Last month, NASA submitted a five-page letter to the Federal Communications Commission outlining their concerns with SpaceX’s Starlink “mega-constellation” of satellites. Initially launched in May 2019, Starlink is a way of providing high-speed broadband internet across the world ‘beamed-down’ by a massive network of satellites in low Earth orbit (LEO). The network was originally intended to comprise 12,000 satellites, but at the end of 2019 SpaceX sought approval for an additional 30,000 satellites.
That’s a lot of satellites. But space is massive, so why be concerned?
Well, while space might be big, LEO is not. And it’s getting awfully crowded up there. Despite the fact that it’s been only 65 years since the launch of the first artificial Earth satellite, there are now more than 25,000 objects being tracked in orbit — with about 6,100 of these below 600km. The more objects in orbit, the greater the likelihood of a devastating impact. And collisions are so much worse in space. First, there are the extreme velocities in play: in order to maintain a LEO, satellites must travel at a mind-boggling speed of around 17,000mph. Second, there is the far more complicated way in which high-speed matter interacts in space. When two cars collide on Earth, there’s a brief moment of carnage before all movement comes to a halt. This is not so in LEO. Every time two objects impact, they shatter into many smaller pieces. And these pieces keep moving — exponentially increasing the likelihood of yet another collision. This “space junk cascade” is a real concern for anyone putting objects into orbit. It even has a name: the “Kessler Syndrome.” Small pieces of orbital debris might not sound like a huge problem — but at the ridiculously high speeds mentioned above, they are. A single 3mm piece of aluminum debris traveling at normal LEO orbital speed is equivalent in energy to a bowling ball traveling at 60mph.

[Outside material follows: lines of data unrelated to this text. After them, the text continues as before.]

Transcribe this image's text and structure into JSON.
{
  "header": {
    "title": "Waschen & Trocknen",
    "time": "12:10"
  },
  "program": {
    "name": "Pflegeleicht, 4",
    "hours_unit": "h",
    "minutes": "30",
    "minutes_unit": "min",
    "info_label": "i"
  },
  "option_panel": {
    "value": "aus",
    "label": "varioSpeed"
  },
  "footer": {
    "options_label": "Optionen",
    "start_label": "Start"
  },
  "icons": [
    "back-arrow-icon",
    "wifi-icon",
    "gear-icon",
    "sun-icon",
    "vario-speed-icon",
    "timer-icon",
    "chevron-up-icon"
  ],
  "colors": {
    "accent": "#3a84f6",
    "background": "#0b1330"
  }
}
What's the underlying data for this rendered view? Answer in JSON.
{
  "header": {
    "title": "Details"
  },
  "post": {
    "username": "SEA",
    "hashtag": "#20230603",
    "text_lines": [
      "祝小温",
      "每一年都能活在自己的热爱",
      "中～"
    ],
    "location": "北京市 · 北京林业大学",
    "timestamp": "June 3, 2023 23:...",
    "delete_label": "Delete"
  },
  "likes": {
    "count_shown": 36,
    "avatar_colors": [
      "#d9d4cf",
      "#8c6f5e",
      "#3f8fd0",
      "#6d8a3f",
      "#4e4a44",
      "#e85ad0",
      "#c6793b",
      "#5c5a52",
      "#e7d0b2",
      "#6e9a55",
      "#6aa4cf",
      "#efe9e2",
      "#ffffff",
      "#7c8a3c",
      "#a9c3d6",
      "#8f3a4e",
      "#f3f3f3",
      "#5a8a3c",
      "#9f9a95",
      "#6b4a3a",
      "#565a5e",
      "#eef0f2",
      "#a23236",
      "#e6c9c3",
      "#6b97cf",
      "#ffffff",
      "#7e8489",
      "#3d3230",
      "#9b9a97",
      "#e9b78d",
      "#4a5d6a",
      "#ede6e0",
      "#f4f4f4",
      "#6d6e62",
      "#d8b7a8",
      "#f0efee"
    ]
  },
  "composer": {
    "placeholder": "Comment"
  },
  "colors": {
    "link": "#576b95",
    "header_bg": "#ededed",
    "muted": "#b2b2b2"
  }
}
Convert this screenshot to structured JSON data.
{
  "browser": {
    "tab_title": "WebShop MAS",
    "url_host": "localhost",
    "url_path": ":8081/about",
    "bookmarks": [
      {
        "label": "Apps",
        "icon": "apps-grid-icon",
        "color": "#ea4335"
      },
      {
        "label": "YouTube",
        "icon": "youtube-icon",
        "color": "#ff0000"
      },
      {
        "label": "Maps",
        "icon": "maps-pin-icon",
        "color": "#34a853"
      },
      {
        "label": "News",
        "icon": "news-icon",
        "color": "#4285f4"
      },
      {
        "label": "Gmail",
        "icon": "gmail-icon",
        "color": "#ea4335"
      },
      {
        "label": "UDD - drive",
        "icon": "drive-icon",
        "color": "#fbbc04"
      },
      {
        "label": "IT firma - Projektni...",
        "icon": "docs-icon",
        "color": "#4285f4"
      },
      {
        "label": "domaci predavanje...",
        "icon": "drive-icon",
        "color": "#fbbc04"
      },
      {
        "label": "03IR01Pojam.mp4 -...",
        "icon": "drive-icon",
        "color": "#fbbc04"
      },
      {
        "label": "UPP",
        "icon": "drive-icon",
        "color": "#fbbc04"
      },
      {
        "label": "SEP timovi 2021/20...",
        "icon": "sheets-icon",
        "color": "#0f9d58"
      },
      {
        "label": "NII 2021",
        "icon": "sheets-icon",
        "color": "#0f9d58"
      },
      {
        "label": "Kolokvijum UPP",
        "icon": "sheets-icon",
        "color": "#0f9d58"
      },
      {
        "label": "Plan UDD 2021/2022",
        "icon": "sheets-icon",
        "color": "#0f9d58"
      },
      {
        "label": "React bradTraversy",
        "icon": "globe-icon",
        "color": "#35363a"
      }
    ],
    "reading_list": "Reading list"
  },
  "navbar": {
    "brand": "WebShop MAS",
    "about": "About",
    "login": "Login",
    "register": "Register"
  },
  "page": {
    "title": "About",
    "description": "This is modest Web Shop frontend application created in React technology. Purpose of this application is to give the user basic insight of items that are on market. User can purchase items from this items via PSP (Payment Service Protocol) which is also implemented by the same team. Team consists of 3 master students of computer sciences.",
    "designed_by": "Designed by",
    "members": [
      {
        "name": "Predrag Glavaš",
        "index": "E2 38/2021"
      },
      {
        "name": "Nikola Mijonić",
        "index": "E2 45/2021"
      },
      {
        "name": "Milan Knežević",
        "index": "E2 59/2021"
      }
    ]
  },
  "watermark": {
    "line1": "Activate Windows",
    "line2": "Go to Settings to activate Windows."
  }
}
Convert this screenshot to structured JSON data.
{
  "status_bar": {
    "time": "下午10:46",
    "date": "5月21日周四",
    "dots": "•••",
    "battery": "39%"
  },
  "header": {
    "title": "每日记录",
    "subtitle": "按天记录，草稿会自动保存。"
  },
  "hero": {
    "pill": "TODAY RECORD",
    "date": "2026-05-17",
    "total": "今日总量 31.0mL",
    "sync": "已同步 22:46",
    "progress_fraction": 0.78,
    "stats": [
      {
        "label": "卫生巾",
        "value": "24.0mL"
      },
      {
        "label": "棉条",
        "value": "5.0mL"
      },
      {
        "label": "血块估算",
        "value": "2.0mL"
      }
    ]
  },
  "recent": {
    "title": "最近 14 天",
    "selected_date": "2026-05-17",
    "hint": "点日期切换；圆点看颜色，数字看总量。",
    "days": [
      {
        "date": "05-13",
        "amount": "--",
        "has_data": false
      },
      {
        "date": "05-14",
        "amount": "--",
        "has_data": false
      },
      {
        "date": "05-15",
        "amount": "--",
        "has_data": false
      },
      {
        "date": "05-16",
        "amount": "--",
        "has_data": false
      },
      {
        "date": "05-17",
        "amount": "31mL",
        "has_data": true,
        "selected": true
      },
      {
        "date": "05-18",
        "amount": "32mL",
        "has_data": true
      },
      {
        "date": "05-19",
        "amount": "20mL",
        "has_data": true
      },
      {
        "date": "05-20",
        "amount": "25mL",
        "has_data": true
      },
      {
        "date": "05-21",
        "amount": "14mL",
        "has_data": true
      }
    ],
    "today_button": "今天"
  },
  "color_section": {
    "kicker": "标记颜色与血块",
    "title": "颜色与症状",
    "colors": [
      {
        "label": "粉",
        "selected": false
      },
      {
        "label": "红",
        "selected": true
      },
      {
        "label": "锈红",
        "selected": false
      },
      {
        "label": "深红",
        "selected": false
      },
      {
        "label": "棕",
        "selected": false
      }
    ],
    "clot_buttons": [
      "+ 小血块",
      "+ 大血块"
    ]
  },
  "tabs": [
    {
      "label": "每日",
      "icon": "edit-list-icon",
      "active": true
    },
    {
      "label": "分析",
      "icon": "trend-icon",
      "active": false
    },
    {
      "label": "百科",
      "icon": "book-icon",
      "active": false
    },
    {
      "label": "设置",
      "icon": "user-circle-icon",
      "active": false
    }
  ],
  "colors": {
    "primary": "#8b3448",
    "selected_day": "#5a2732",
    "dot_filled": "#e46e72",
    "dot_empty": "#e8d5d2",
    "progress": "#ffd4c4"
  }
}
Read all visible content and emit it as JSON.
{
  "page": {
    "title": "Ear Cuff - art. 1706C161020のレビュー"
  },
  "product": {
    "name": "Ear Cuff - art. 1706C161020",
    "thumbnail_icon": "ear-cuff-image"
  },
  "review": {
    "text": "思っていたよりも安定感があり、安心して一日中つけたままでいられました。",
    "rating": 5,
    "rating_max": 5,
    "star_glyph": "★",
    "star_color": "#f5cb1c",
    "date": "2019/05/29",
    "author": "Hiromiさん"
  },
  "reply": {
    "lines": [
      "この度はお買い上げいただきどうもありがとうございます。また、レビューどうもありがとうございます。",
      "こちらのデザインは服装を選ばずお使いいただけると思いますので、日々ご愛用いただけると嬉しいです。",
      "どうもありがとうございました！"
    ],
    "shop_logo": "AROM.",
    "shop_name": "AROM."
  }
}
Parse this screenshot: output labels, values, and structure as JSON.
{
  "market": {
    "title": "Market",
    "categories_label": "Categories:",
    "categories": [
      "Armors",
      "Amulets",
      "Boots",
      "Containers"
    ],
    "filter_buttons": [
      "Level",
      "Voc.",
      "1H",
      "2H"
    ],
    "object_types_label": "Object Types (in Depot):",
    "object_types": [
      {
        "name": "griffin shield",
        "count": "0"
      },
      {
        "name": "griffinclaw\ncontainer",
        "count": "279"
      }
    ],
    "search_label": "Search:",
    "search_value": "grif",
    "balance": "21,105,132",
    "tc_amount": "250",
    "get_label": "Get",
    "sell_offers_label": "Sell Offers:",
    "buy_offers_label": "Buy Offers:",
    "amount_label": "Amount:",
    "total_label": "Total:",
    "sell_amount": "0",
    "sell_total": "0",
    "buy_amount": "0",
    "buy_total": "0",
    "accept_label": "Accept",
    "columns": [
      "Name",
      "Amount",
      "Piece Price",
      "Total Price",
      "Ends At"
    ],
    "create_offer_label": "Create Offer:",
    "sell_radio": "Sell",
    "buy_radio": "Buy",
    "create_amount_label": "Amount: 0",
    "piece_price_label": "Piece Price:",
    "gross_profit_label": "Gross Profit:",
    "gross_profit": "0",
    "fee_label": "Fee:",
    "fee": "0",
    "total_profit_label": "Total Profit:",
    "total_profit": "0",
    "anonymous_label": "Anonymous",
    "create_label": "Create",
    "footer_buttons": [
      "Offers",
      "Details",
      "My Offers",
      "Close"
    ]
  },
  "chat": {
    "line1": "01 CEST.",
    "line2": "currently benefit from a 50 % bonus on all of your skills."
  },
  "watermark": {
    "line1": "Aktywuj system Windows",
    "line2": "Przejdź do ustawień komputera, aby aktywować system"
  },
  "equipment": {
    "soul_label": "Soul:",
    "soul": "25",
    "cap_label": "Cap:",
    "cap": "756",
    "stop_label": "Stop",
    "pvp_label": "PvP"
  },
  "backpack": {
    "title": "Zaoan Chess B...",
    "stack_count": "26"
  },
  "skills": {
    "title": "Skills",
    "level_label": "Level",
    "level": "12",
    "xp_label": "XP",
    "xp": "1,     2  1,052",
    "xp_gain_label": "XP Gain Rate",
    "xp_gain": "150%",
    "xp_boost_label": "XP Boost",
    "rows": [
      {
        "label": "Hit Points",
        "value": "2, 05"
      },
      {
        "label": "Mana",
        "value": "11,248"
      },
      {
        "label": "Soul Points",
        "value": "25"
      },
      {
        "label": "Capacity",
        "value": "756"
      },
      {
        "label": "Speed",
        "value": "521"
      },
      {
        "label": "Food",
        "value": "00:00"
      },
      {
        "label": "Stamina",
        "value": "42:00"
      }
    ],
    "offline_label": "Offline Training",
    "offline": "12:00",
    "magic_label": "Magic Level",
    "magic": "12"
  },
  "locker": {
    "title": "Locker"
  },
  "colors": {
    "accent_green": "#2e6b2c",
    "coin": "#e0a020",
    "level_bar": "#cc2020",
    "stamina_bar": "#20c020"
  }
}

Introducing an additional 42,000 satellites to the already crowded high-speed orbital highway greatly increases the chances of a devastating collision occurring. Indeed, that’s probably why Starlink already accounts for more than half of the close encounters in LEO. Such a collision will, at best, come at a huge financial cost and potentially create massive disruptions to worldwide communication. At worst, it may even lead to the loss of life. Just three months prior to NASA’s letter, a Chinese space station occupied by three astronauts had to take evasive action in order to avoid such a collision.
Starlink has also raised problems on the ground. The satellites are described as a “mega constellation” for a reason — they are clearly visible from the Earth’s surface. But the high speeds of these satellites mean they don’t move in concert with other constellations, and instead streak across the sky at a much faster rate. This is devastating for anyone (professional or amateur) seeking to photograph the night sky, since Starlink satellites appear as a bright line across any long-exposure astrophotography. As a result, these satellites now ‘photobomb’ a fifth of Caltech’s telescope images — images that are intended to detect (and warn us of) near-Earth orbit asteroids.
All of these problems have come about while Starlink has only around 1900 satellites (about 1/20th of its total expected network) in orbit. Things will only get worse as the network expands.
Limiting congestion in LEO is therefore good for a number of reasons: It reduces the likelihood of collisions (and the resulting potential for destruction and death); it gives us an improved ability to photograph and document the night sky; and — at its simplest — it provides all of us with a better chance of enjoying an unfettered view of the cosmos. In this way, then, an uncongested LEO is extrinsically valuable — that is, it’s valuable because it gets us other good things.
But might we have a reason to think that an unpolluted sky is also intrinsically valuable — that is, that it’s valuable in-and-of-itself, regardless of whether or not we have anything to gain from it? Such a claim might sound strange; usually, the value of nature is seen in terms of the benefits it provides to humans. We might, for example, think that a plant is valuable because it provides us with food, or that a river is valuable because it provides us with clean drinking water, or that a mountain view is valuable because it provides us with a sense of wonder and joy. But might these things still have value even if humans weren’t around to benefit from them?
A simple thought experiment can show if such an idea has weight: Suppose that in a million years, humans no longer exist. Instead, in our place is a planet flourishing with a diverse range of animal life. Suppose, then, that one day — perhaps due to some astronomical cataclysm — the earth was to wink out of existence. Would this be a bad thing? If your answer is “yes,” then it’s likely that you think nature has value beyond what it can give humans. Put another way, you believe that the natural world has intrinsic value. Those plants, rivers, and mountain views might all provide some benefit to humans, but their value goes far beyond this. And we might argue that the same is true of space.
In this way, an unfettered view of the cosmos isn’t just good because of the benefits that it brings humans. It’s also intrinsically valuable. And polluting that vista just so that we can rewatch the Baby Shark Dance a little more easily is hard to justify.